# AVAILABLE DATA:
----------

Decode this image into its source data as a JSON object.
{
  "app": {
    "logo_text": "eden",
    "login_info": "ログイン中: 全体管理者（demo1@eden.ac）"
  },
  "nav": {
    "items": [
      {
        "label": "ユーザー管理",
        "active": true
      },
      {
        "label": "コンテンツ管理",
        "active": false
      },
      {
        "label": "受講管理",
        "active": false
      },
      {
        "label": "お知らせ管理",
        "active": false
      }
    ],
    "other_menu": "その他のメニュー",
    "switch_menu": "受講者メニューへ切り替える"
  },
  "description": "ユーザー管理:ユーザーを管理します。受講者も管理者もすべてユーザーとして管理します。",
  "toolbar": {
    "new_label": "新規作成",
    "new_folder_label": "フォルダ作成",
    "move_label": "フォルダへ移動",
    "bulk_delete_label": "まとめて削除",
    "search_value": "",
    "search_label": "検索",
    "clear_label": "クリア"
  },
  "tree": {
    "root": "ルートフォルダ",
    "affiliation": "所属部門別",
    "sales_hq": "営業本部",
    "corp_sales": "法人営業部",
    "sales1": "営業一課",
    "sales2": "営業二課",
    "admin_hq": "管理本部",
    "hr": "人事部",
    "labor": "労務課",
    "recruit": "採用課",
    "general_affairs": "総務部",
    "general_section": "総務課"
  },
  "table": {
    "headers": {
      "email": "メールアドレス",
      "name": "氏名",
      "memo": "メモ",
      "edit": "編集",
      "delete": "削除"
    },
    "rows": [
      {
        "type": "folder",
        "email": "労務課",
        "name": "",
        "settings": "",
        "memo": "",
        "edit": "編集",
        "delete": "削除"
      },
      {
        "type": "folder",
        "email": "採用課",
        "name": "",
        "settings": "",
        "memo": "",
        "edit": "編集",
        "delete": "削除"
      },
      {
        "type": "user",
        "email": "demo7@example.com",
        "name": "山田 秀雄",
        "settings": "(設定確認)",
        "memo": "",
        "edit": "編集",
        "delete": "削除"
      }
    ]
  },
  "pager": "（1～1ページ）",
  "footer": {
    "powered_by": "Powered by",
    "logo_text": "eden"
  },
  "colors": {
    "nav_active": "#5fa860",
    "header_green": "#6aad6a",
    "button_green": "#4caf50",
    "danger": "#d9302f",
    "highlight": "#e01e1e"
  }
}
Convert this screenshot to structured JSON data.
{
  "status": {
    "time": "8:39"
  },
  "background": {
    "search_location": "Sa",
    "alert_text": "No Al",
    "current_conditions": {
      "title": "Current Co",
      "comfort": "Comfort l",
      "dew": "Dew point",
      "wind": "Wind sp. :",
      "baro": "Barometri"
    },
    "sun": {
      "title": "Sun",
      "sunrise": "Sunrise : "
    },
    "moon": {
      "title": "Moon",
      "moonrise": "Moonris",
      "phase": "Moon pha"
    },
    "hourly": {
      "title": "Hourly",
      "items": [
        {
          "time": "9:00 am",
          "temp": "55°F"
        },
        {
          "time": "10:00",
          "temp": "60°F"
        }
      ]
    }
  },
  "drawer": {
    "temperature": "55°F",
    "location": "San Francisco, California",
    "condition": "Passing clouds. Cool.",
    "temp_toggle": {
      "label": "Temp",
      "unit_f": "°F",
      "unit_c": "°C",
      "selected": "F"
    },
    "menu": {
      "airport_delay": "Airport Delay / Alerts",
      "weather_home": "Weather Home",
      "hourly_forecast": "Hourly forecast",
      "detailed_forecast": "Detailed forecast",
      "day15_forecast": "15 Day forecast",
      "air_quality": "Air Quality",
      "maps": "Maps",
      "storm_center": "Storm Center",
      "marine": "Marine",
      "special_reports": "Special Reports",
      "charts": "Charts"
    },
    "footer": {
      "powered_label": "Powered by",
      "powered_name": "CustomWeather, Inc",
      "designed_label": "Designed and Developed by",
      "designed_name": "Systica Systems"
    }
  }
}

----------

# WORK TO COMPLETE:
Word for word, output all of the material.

# SOLUTION FOR THIS EXERCISE:
Decode this image into its source data as a JSON object.
{
  "app": {
    "logo_text": "eden",
    "login_info": "ログイン中: 全体管理者（demo1@eden.ac）"
  },
  "nav": {
    "items": [
      {
        "label": "ユーザー管理",
        "active": true
      },
      {
        "label": "コンテンツ管理",
        "active": false
      },
      {
        "label": "受講管理",
        "active": false
      },
      {
        "label": "お知らせ管理",
        "active": false
      }
    ],
    "other_menu": "その他のメニュー",
    "switch_menu": "受講者メニューへ切り替える"
  },
  "description": "ユーザー管理:ユーザーを管理します。受講者も管理者もすべてユーザーとして管理します。",
  "toolbar": {
    "new_label": "新規作成",
    "new_folder_label": "フォルダ作成",
    "move_label": "フォルダへ移動",
    "bulk_delete_label": "まとめて削除",
    "search_value": "",
    "search_label": "検索",
    "clear_label": "クリア"
  },
  "tree": {
    "root": "ルートフォルダ",
    "affiliation": "所属部門別",
    "sales_hq": "営業本部",
    "corp_sales": "法人営業部",
    "sales1": "営業一課",
    "sales2": "営業二課",
    "admin_hq": "管理本部",
    "hr": "人事部",
    "labor": "労務課",
    "recruit": "採用課",
    "general_affairs": "総務部",
    "general_section": "総務課"
  },
  "table": {
    "headers": {
      "email": "メールアドレス",
      "name": "氏名",
      "memo": "メモ",
      "edit": "編集",
      "delete": "削除"
    },
    "rows": [
      {
        "type": "folder",
        "email": "労務課",
        "name": "",
        "settings": "",
        "memo": "",
        "edit": "編集",
        "delete": "削除"
      },
      {
        "type": "folder",
        "email": "採用課",
        "name": "",
        "settings": "",
        "memo": "",
        "edit": "編集",
        "delete": "削除"
      },
      {
        "type": "user",
        "email": "demo7@example.com",
        "name": "山田 秀雄",
        "settings": "(設定確認)",
        "memo": "",
        "edit": "編集",
        "delete": "削除"
      }
    ]
  },
  "pager": "（1～1ページ）",
  "footer": {
    "powered_by": "Powered by",
    "logo_text": "eden"
  },
  "colors": {
    "nav_active": "#5fa860",
    "header_green": "#6aad6a",
    "button_green": "#4caf50",
    "danger": "#d9302f",
    "highlight": "#e01e1e"
  }
}
Convert this screenshot to structured JSON data.
{
  "status": {
    "time": "8:39"
  },
  "background": {
    "search_location": "Sa",
    "alert_text": "No Al",
    "current_conditions": {
      "title": "Current Co",
      "comfort": "Comfort l",
      "dew": "Dew point",
      "wind": "Wind sp. :",
      "baro": "Barometri"
    },
    "sun": {
      "title": "Sun",
      "sunrise": "Sunrise : "
    },
    "moon": {
      "title": "Moon",
      "moonrise": "Moonris",
      "phase": "Moon pha"
    },
    "hourly": {
      "title": "Hourly",
      "items": [
        {
          "time": "9:00 am",
          "temp": "55°F"
        },
        {
          "time": "10:00",
          "temp": "60°F"
        }
      ]
    }
  },
  "drawer": {
    "temperature": "55°F",
    "location": "San Francisco, California",
    "condition": "Passing clouds. Cool.",
    "temp_toggle": {
      "label": "Temp",
      "unit_f": "°F",
      "unit_c": "°C",
      "selected": "F"
    },
    "menu": {
      "airport_delay": "Airport Delay / Alerts",
      "weather_home": "Weather Home",
      "hourly_forecast": "Hourly forecast",
      "detailed_forecast": "Detailed forecast",
      "day15_forecast": "15 Day forecast",
      "air_quality": "Air Quality",
      "maps": "Maps",
      "storm_center": "Storm Center",
      "marine": "Marine",
      "special_reports": "Special Reports",
      "charts": "Charts"
    },
    "footer": {
      "powered_label": "Powered by",
      "powered_name": "CustomWeather, Inc",
      "designed_label": "Designed and Developed by",
      "designed_name": "Systica Systems"
    }
  }
}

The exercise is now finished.